Collection entries:
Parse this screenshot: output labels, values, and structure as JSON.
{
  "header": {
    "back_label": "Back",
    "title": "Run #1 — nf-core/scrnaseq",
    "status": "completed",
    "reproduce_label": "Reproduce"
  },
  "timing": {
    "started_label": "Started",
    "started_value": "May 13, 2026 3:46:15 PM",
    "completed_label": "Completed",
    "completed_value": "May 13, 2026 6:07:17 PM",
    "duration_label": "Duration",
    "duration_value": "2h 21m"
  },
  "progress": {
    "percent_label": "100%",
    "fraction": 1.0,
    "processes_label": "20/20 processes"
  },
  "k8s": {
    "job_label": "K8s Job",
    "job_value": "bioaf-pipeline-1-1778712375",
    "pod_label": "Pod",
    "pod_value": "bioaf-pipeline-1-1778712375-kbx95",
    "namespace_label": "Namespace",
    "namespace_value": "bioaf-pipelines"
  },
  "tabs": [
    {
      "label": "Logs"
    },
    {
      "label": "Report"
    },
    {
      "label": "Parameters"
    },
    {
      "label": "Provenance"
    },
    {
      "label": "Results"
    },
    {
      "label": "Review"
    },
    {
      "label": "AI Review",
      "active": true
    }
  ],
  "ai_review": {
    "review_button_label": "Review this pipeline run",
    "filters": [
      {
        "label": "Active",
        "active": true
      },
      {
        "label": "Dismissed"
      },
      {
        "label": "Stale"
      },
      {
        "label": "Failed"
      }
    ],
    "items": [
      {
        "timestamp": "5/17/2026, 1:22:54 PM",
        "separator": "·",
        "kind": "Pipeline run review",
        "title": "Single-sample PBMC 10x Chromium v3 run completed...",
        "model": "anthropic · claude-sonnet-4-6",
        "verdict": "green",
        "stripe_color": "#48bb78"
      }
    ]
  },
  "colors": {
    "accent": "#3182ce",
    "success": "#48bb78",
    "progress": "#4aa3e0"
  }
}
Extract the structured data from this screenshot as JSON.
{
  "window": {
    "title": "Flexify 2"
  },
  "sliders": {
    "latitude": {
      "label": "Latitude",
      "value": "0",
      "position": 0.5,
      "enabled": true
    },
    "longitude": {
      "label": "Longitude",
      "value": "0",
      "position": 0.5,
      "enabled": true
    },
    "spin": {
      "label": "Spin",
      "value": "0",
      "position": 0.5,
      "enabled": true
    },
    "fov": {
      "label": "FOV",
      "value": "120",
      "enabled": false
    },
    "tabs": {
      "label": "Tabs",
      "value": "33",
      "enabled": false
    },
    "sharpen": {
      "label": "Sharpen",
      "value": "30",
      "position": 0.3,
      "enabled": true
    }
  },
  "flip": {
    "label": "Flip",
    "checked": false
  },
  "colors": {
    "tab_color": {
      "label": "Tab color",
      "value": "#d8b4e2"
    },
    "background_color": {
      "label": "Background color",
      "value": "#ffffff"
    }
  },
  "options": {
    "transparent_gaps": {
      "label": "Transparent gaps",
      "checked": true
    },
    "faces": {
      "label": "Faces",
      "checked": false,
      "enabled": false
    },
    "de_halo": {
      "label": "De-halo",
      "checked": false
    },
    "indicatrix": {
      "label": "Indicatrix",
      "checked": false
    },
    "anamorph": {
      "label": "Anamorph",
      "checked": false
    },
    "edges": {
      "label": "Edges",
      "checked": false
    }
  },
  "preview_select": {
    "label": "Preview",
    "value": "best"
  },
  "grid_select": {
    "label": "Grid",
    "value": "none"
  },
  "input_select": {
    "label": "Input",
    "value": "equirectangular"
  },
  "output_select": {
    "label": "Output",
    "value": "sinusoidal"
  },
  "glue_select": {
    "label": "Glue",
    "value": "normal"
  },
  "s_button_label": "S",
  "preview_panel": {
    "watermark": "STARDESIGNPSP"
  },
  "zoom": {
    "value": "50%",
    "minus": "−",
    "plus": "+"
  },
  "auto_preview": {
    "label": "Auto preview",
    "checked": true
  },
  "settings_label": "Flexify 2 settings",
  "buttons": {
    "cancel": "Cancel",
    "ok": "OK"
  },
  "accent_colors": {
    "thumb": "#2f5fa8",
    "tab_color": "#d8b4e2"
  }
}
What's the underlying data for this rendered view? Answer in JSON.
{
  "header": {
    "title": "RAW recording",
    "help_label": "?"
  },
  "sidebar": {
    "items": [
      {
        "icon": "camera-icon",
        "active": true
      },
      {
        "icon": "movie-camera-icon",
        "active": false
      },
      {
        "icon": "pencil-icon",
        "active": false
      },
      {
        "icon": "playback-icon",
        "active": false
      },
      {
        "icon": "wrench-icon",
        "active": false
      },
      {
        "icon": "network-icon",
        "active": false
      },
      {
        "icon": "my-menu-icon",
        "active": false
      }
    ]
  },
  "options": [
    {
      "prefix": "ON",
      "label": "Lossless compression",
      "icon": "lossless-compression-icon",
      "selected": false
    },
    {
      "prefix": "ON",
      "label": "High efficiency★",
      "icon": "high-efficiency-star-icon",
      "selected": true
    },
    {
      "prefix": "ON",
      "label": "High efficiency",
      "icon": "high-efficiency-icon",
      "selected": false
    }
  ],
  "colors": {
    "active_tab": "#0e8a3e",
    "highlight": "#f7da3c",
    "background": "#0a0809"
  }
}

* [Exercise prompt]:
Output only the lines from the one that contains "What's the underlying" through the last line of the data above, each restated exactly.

* [Output below]:
What's the underlying data for this rendered view? Answer in JSON.
{
  "header": {
    "title": "RAW recording",
    "help_label": "?"
  },
  "sidebar": {
    "items": [
      {
        "icon": "camera-icon",
        "active": true
      },
      {
        "icon": "movie-camera-icon",
        "active": false
      },
      {
        "icon": "pencil-icon",
        "active": false
      },
      {
        "icon": "playback-icon",
        "active": false
      },
      {
        "icon": "wrench-icon",
        "active": false
      },
      {
        "icon": "network-icon",
        "active": false
      },
      {
        "icon": "my-menu-icon",
        "active": false
      }
    ]
  },
  "options": [
    {
      "prefix": "ON",
      "label": "Lossless compression",
      "icon": "lossless-compression-icon",
      "selected": false
    },
    {
      "prefix": "ON",
      "label": "High efficiency★",
      "icon": "high-efficiency-star-icon",
      "selected": true
    },
    {
      "prefix": "ON",
      "label": "High efficiency",
      "icon": "high-efficiency-icon",
      "selected": false
    }
  ],
  "colors": {
    "active_tab": "#0e8a3e",
    "highlight": "#f7da3c",
    "background": "#0a0809"
  }
}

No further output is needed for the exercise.